Ten years is the norm for holding medical research data, so what epidemiological reasons require data from the app uploaded to the NHS central database to be held for 20 years?
My Lords, the data that an individual puts on the app is entirely voluntary. No data is held for more than 28 days until somebody takes a test. Once that test has taken place, the individual has the opportunity to upload further data. That data is held for clinical trials and to help us understand the epidemic. There is the opportunity for us to delete all that data at the end of the epidemic, and that assessment will be made at the right time.

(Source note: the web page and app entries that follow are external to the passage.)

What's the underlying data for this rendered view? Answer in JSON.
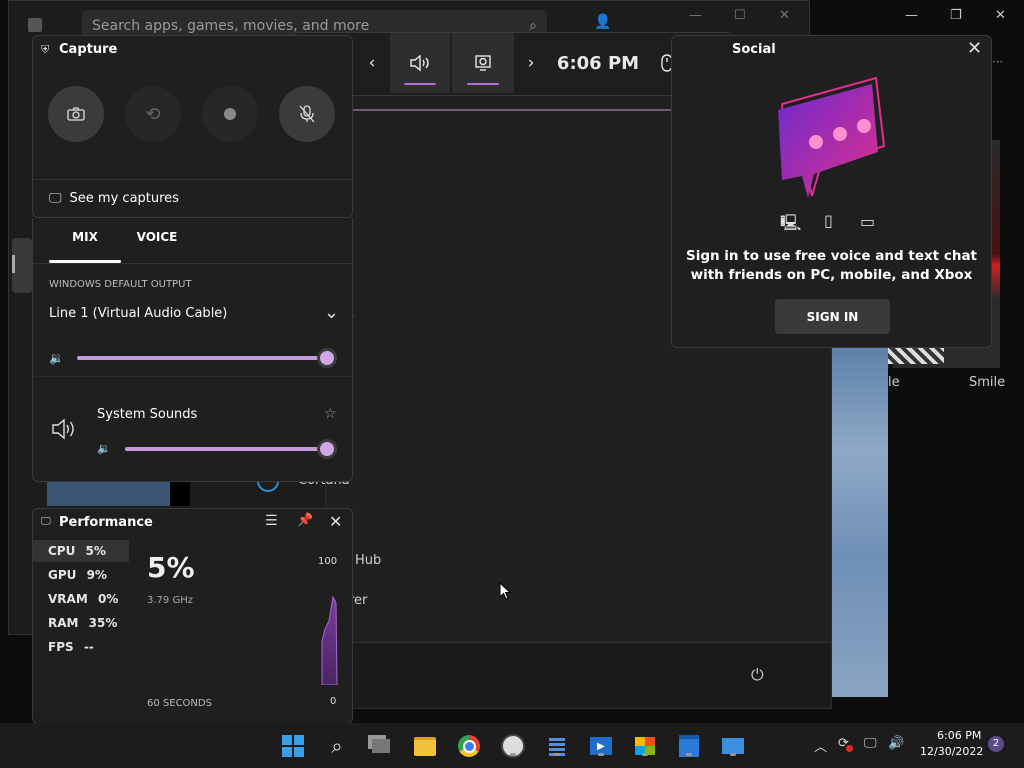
{
  "background": {
    "search_placeholder": "Search apps, games, movies, and more",
    "search_tab_fragment": "earch",
    "side_item_fragment": "r",
    "cortana_fragment": "Cortana",
    "hub_fragment": "Hub",
    "explorer_fragment": "rer",
    "thumb_label_1": "le",
    "thumb_label_2": "Smile"
  },
  "gamebar": {
    "time": "6:06 PM",
    "widgets": [
      {
        "name": "widget-menu",
        "icon": "widget-menu-icon"
      },
      {
        "name": "previous",
        "icon": "chevron-left-icon"
      },
      {
        "name": "audio",
        "icon": "speaker-icon",
        "active": true
      },
      {
        "name": "capture",
        "icon": "capture-icon",
        "active": true
      },
      {
        "name": "next",
        "icon": "chevron-right-icon"
      },
      {
        "name": "mouse",
        "icon": "mouse-icon"
      },
      {
        "name": "settings",
        "icon": "gear-icon"
      }
    ]
  },
  "capture": {
    "title": "Capture",
    "see_captures": "See my captures"
  },
  "audio": {
    "tabs": [
      "MIX",
      "VOICE"
    ],
    "active_tab": "MIX",
    "section_label": "WINDOWS DEFAULT OUTPUT",
    "device": "Line 1 (Virtual Audio Cable)",
    "master_volume": 1.0,
    "apps": [
      {
        "name": "System Sounds",
        "volume": 1.0
      }
    ]
  },
  "performance": {
    "title": "Performance",
    "metrics": [
      {
        "label": "CPU",
        "value": "5%"
      },
      {
        "label": "GPU",
        "value": "9%"
      },
      {
        "label": "VRAM",
        "value": "0%"
      },
      {
        "label": "RAM",
        "value": "35%"
      },
      {
        "label": "FPS",
        "value": "--"
      }
    ],
    "big_value": "5%",
    "clock": "3.79 GHz",
    "y_max": "100",
    "y_min": "0",
    "x_label": "60 SECONDS"
  },
  "social": {
    "title": "Social",
    "message_line1": "Sign in to use free voice and text chat",
    "message_line2": "with friends on PC, mobile, and Xbox",
    "sign_in": "SIGN IN"
  },
  "taskbar": {
    "time": "6:06 PM",
    "date": "12/30/2022",
    "notification_count": "2",
    "apps": [
      "start",
      "search",
      "task-view",
      "file-explorer",
      "chrome",
      "clock",
      "calculator",
      "media-player",
      "store",
      "calendar",
      "mail"
    ]
  },
  "colors": {
    "accent": "#b06fd8",
    "slider": "#c79bd9",
    "panel": "#1f1f1f"
  }
}
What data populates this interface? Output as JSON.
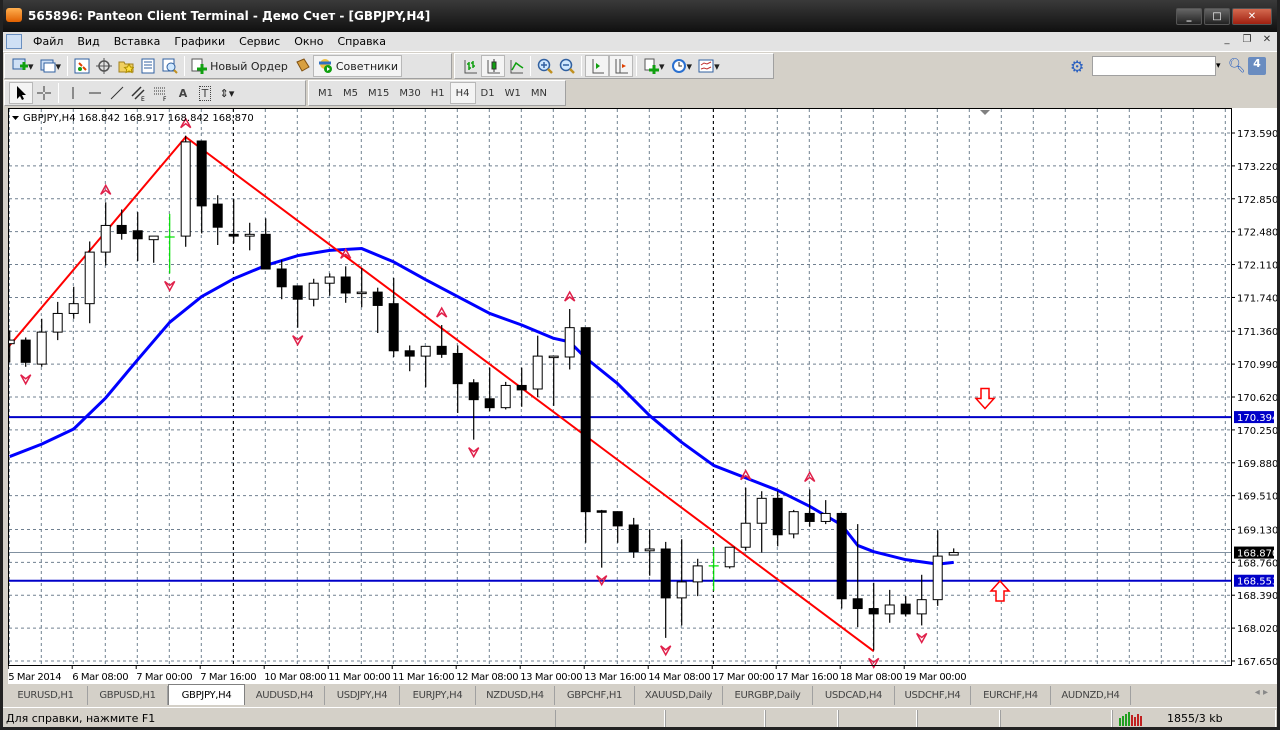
{
  "window": {
    "title": "565896: Panteon Client Terminal - Демо Счет - [GBPJPY,H4]"
  },
  "menu": [
    "Файл",
    "Вид",
    "Вставка",
    "Графики",
    "Сервис",
    "Окно",
    "Справка"
  ],
  "toolbar": {
    "new_order": "Новый Ордер",
    "experts": "Советники",
    "chat_badge": "4",
    "search_value": ""
  },
  "periods": [
    "M1",
    "M5",
    "M15",
    "M30",
    "H1",
    "H4",
    "D1",
    "W1",
    "MN"
  ],
  "active_period": "H4",
  "chart": {
    "header": "GBPJPY,H4  168.842 168.917 168.842 168.870",
    "symbol": "GBPJPY",
    "timeframe": "H4",
    "price_ticks": [
      "173.590",
      "173.220",
      "172.850",
      "172.480",
      "172.110",
      "171.740",
      "171.360",
      "170.990",
      "170.620",
      "170.250",
      "169.880",
      "169.510",
      "169.130",
      "168.760",
      "168.390",
      "168.020",
      "167.650"
    ],
    "price_range": [
      167.65,
      173.59
    ],
    "time_labels": [
      [
        "5 Mar 2014",
        0
      ],
      [
        "6 Mar 08:00",
        4
      ],
      [
        "7 Mar 00:00",
        8
      ],
      [
        "7 Mar 16:00",
        12
      ],
      [
        "10 Mar 08:00",
        16
      ],
      [
        "11 Mar 00:00",
        20
      ],
      [
        "11 Mar 16:00",
        24
      ],
      [
        "12 Mar 08:00",
        28
      ],
      [
        "13 Mar 00:00",
        32
      ],
      [
        "13 Mar 16:00",
        36
      ],
      [
        "14 Mar 08:00",
        40
      ],
      [
        "17 Mar 00:00",
        44
      ],
      [
        "17 Mar 16:00",
        48
      ],
      [
        "18 Mar 08:00",
        52
      ],
      [
        "19 Mar 00:00",
        56
      ]
    ],
    "week_separators": [
      14,
      44
    ],
    "candles_ohlc": [
      [
        171.22,
        171.37,
        171.01,
        171.26
      ],
      [
        171.26,
        171.29,
        170.96,
        171.01
      ],
      [
        170.99,
        171.5,
        170.96,
        171.35
      ],
      [
        171.35,
        171.69,
        171.26,
        171.56
      ],
      [
        171.56,
        171.86,
        171.5,
        171.67
      ],
      [
        171.67,
        172.37,
        171.45,
        172.25
      ],
      [
        172.25,
        172.81,
        172.1,
        172.55
      ],
      [
        172.55,
        172.73,
        172.39,
        172.46
      ],
      [
        172.49,
        172.7,
        172.15,
        172.4
      ],
      [
        172.39,
        172.43,
        172.13,
        172.43
      ],
      [
        172.42,
        172.68,
        172.01,
        172.42
      ],
      [
        172.43,
        173.56,
        172.31,
        173.49
      ],
      [
        173.5,
        173.5,
        172.46,
        172.77
      ],
      [
        172.79,
        172.89,
        172.33,
        172.53
      ],
      [
        172.45,
        172.85,
        172.35,
        172.43
      ],
      [
        172.43,
        172.58,
        172.27,
        172.45
      ],
      [
        172.45,
        172.63,
        172.06,
        172.06
      ],
      [
        172.06,
        172.16,
        171.72,
        171.86
      ],
      [
        171.87,
        171.87,
        171.4,
        171.72
      ],
      [
        171.72,
        171.95,
        171.64,
        171.9
      ],
      [
        171.9,
        172.01,
        171.76,
        171.97
      ],
      [
        171.97,
        172.09,
        171.68,
        171.79
      ],
      [
        171.79,
        172.07,
        171.63,
        171.8
      ],
      [
        171.8,
        171.85,
        171.34,
        171.65
      ],
      [
        171.67,
        171.96,
        171.07,
        171.14
      ],
      [
        171.14,
        171.2,
        170.91,
        171.08
      ],
      [
        171.08,
        171.19,
        170.73,
        171.19
      ],
      [
        171.19,
        171.43,
        171.06,
        171.1
      ],
      [
        171.11,
        171.2,
        170.44,
        170.77
      ],
      [
        170.78,
        170.82,
        170.14,
        170.59
      ],
      [
        170.6,
        170.95,
        170.46,
        170.5
      ],
      [
        170.5,
        170.79,
        170.48,
        170.75
      ],
      [
        170.75,
        170.95,
        170.51,
        170.7
      ],
      [
        170.71,
        171.31,
        170.62,
        171.08
      ],
      [
        171.08,
        171.08,
        170.52,
        171.08
      ],
      [
        171.07,
        171.61,
        170.93,
        171.4
      ],
      [
        171.4,
        171.4,
        168.98,
        169.33
      ],
      [
        169.34,
        169.35,
        168.7,
        169.33
      ],
      [
        169.33,
        169.33,
        168.98,
        169.17
      ],
      [
        169.18,
        169.26,
        168.81,
        168.88
      ],
      [
        168.89,
        169.13,
        168.61,
        168.91
      ],
      [
        168.91,
        168.99,
        167.91,
        168.36
      ],
      [
        168.36,
        169.02,
        168.05,
        168.54
      ],
      [
        168.54,
        168.8,
        168.38,
        168.72
      ],
      [
        168.72,
        168.93,
        168.44,
        168.72
      ],
      [
        168.71,
        168.93,
        168.69,
        168.93
      ],
      [
        168.93,
        169.6,
        168.89,
        169.2
      ],
      [
        169.2,
        169.56,
        168.87,
        169.48
      ],
      [
        169.48,
        169.56,
        168.94,
        169.07
      ],
      [
        169.08,
        169.35,
        169.03,
        169.33
      ],
      [
        169.31,
        169.58,
        169.16,
        169.22
      ],
      [
        169.22,
        169.46,
        169.19,
        169.31
      ],
      [
        169.31,
        169.31,
        168.24,
        168.35
      ],
      [
        168.35,
        169.19,
        168.03,
        168.24
      ],
      [
        168.24,
        168.53,
        167.77,
        168.18
      ],
      [
        168.18,
        168.45,
        168.08,
        168.28
      ],
      [
        168.29,
        168.38,
        168.15,
        168.18
      ],
      [
        168.18,
        168.62,
        168.05,
        168.34
      ],
      [
        168.34,
        169.12,
        168.27,
        168.83
      ],
      [
        168.842,
        168.917,
        168.842,
        168.87
      ]
    ],
    "doji_indices": [
      10,
      44
    ],
    "moving_average": [
      [
        0,
        169.95
      ],
      [
        2,
        170.09
      ],
      [
        4,
        170.26
      ],
      [
        6,
        170.61
      ],
      [
        8,
        171.04
      ],
      [
        10,
        171.46
      ],
      [
        12,
        171.75
      ],
      [
        14,
        171.95
      ],
      [
        16,
        172.1
      ],
      [
        18,
        172.21
      ],
      [
        20,
        172.27
      ],
      [
        22,
        172.29
      ],
      [
        24,
        172.14
      ],
      [
        26,
        171.94
      ],
      [
        28,
        171.75
      ],
      [
        30,
        171.56
      ],
      [
        32,
        171.43
      ],
      [
        34,
        171.28
      ],
      [
        35,
        171.24
      ],
      [
        36,
        171.06
      ],
      [
        38,
        170.77
      ],
      [
        40,
        170.41
      ],
      [
        42,
        170.11
      ],
      [
        44,
        169.85
      ],
      [
        46,
        169.71
      ],
      [
        48,
        169.57
      ],
      [
        50,
        169.39
      ],
      [
        52,
        169.18
      ],
      [
        53,
        168.95
      ],
      [
        54,
        168.88
      ],
      [
        56,
        168.79
      ],
      [
        58,
        168.74
      ],
      [
        59,
        168.76
      ]
    ],
    "zigzag": [
      [
        -0.1,
        171.18
      ],
      [
        11,
        173.545
      ],
      [
        54,
        167.76
      ]
    ],
    "fractals_up": [
      6,
      11,
      21,
      27,
      35,
      46,
      50
    ],
    "fractals_down": [
      1,
      10,
      18,
      29,
      37,
      41,
      54,
      57
    ],
    "hlines": [
      {
        "price": 170.394,
        "label": "170.394"
      },
      {
        "price": 168.553,
        "label": "168.553"
      }
    ],
    "bid": {
      "price": 168.87,
      "label": "168.870"
    },
    "arrow_down_price": 170.58,
    "arrow_up_price": 168.46,
    "colors": {
      "bg": "#ffffff",
      "grid": "#708090",
      "bull": "#ffffff",
      "bear": "#000000",
      "doji": "#00e000",
      "ma": "#0000ff",
      "zigzag": "#ff0000",
      "hline": "#0000c8",
      "fractal": "#e0204a",
      "arrow": "#ff0000"
    }
  },
  "tabs": [
    {
      "label": "EURUSD,H1"
    },
    {
      "label": "GBPUSD,H1"
    },
    {
      "label": "GBPJPY,H4",
      "active": true
    },
    {
      "label": "AUDUSD,H4"
    },
    {
      "label": "USDJPY,H4"
    },
    {
      "label": "EURJPY,H4"
    },
    {
      "label": "NZDUSD,H4"
    },
    {
      "label": "GBPCHF,H1"
    },
    {
      "label": "XAUUSD,Daily"
    },
    {
      "label": "EURGBP,Daily"
    },
    {
      "label": "USDCAD,H4"
    },
    {
      "label": "USDCHF,H4"
    },
    {
      "label": "EURCHF,H4"
    },
    {
      "label": "AUDNZD,H4"
    }
  ],
  "status": {
    "help": "Для справки, нажмите F1",
    "traffic": "1855/3 kb"
  }
}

My Lords, like many, I pay tribute to my noble friend for his indefatigable hard work over these past weeks, but does he accept that, following the events of three weeks ago, there has been an erosion of public trust and confidence? It has been seen on the beaches and in demonstrations. Further, does he accept that it is absolutely essential that these tests are conducted in such a way that there is total public confidence in their probity? Can he give me an assurance that everything possible will be done to ensure that no vital personal information is misused in any way?

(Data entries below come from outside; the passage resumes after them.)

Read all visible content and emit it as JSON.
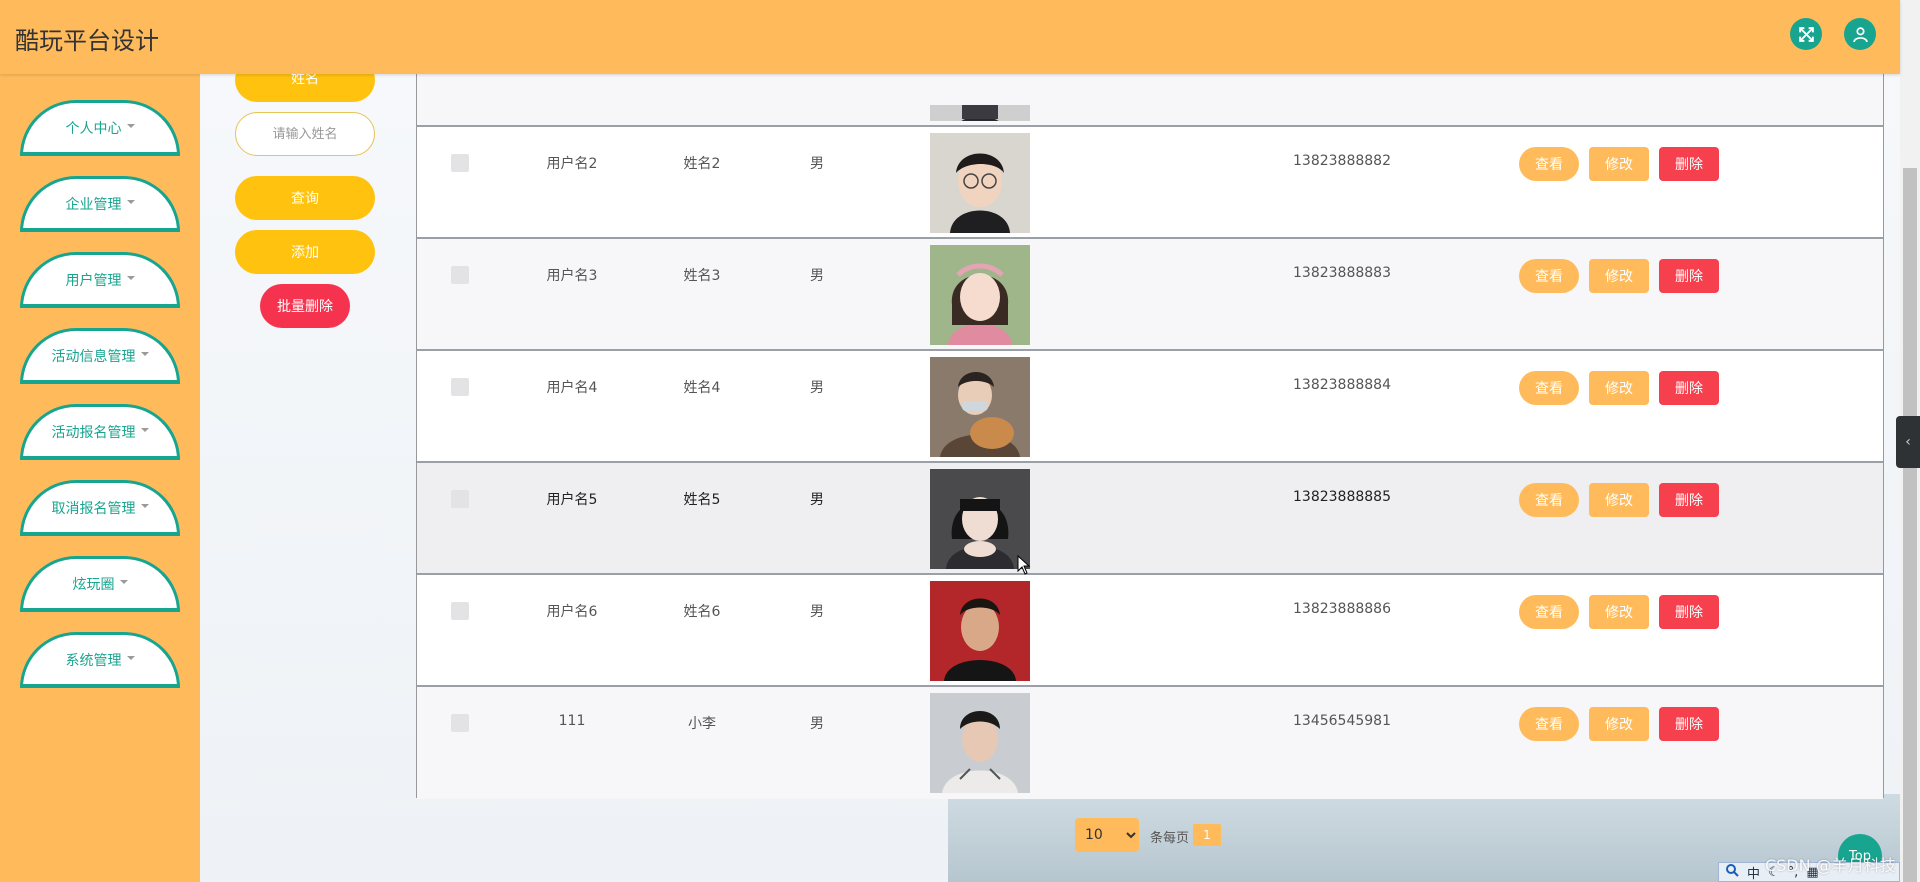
{
  "header": {
    "title": "酷玩平台设计",
    "fullscreen_icon": "fullscreen-icon",
    "user_icon": "user-icon"
  },
  "sidebar": {
    "items": [
      {
        "label": "个人中心"
      },
      {
        "label": "企业管理"
      },
      {
        "label": "用户管理"
      },
      {
        "label": "活动信息管理"
      },
      {
        "label": "活动报名管理"
      },
      {
        "label": "取消报名管理"
      },
      {
        "label": "炫玩圈"
      },
      {
        "label": "系统管理"
      }
    ]
  },
  "search": {
    "name_label": "姓名",
    "name_placeholder": "请输入姓名",
    "query_label": "查询",
    "add_label": "添加",
    "batch_delete_label": "批量删除"
  },
  "table": {
    "rows": [
      {
        "username": "用户名2",
        "name": "姓名2",
        "gender": "男",
        "phone": "13823888882",
        "photo": "portrait-glasses"
      },
      {
        "username": "用户名3",
        "name": "姓名3",
        "gender": "男",
        "phone": "13823888883",
        "photo": "portrait-headband"
      },
      {
        "username": "用户名4",
        "name": "姓名4",
        "gender": "男",
        "phone": "13823888884",
        "photo": "portrait-dog"
      },
      {
        "username": "用户名5",
        "name": "姓名5",
        "gender": "男",
        "phone": "13823888885",
        "photo": "portrait-bangs"
      },
      {
        "username": "用户名6",
        "name": "姓名6",
        "gender": "男",
        "phone": "13823888886",
        "photo": "portrait-red"
      },
      {
        "username": "111",
        "name": "小李",
        "gender": "男",
        "phone": "13456545981",
        "photo": "portrait-jacket"
      }
    ],
    "actions": {
      "view": "查看",
      "edit": "修改",
      "delete": "删除"
    }
  },
  "pagination": {
    "page_size": "10",
    "page_size_options": [
      "10"
    ],
    "per_page_label": "条每页",
    "current_page": "1"
  },
  "back_to_top": "Top",
  "watermark": "CSDN @羊月科技",
  "taskbar": {
    "ime": "中"
  },
  "colors": {
    "header_bg": "#ffbb5b",
    "accent_teal": "#18a58f",
    "button_yellow": "#ffc20e",
    "delete_red": "#f6404e"
  }
}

My Lords, the test and trace programme will publish data later today; the noble Baroness, Lady Harding, will do the No. 10 presentation. In that presentation, I hope that noble Lords will see an enormous amount of data suggesting that public trust in the test and trace programme is profound, that it has made an enormous amount of progress and that it will be an important part of our arrangements for Covid. I assure my noble friend that the Government’s approach remains that they put privacy at the heart of all of their arrangements and will continue to do so.
My Lords, will this tracing application be interconnected with the tracing applications in the other three nations of the United Kingdom? Secondly, since we have a common travel area with the Republic of Ireland, will its tracing application be interconnected with the four nations of the United Kingdom?
The noble Lord makes an important point about Ireland. We have regular conversations with the Irish Government about the app that they are working on. It is our aspiration that the two will work together. That has not been confirmed, since neither has been launched yet, as I understand it, but it is very much at the top of our priorities.
My Lords, the time allowed for this Question has elapsed. Accordingly, we will move on.